“Where does this come from?”

That’s the first question that publishers ask.They must know how it tortures a writer.

The Shoreline and the Sea comes many different sources. The kernel was certainly an accumulation of notes and observations, mostly descriptive, made during family holidays in France and Italy.

Gradually I realised that a new pulse was beating. The notes were taking on a different existence and becoming fictional.

The plot developed in a blind and staggering process which threw up surprising characters and incidents. Imagination and the language process wrestled with each other. Disparate fragments of information chimed with unexpected illumination.

All this was done in longhand, in the days before I started to use a computer. I reduced a 130,000 draft to 90,000 by pruning material that seemed to clog progress and understanding.

Publishers hummed and hahed. “They’re all cowards,” I was told. “It’s too eccentric for them.”

I shelved the typescript until self-publishing became easy and respectable, then we decided to produce a good-looking, signed limited edition of 200 for close acquaintances. This sold out rapidly, and the next move was into e-book.

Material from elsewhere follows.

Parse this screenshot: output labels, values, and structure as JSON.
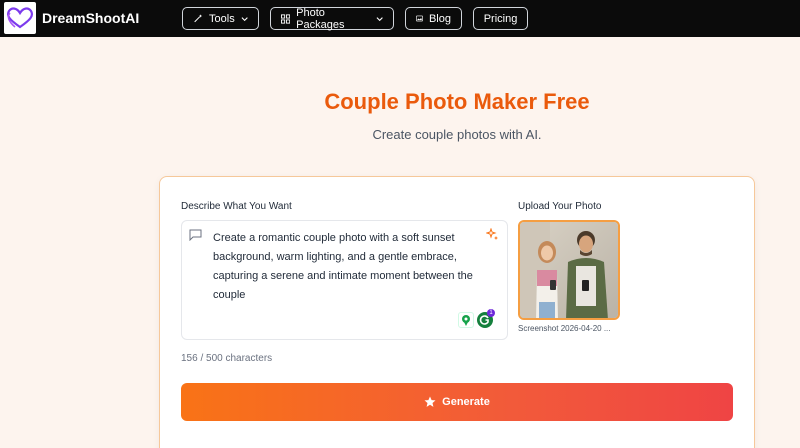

Another paperback edition is likely.

Many readers have clamoured for another novel, so … who knows?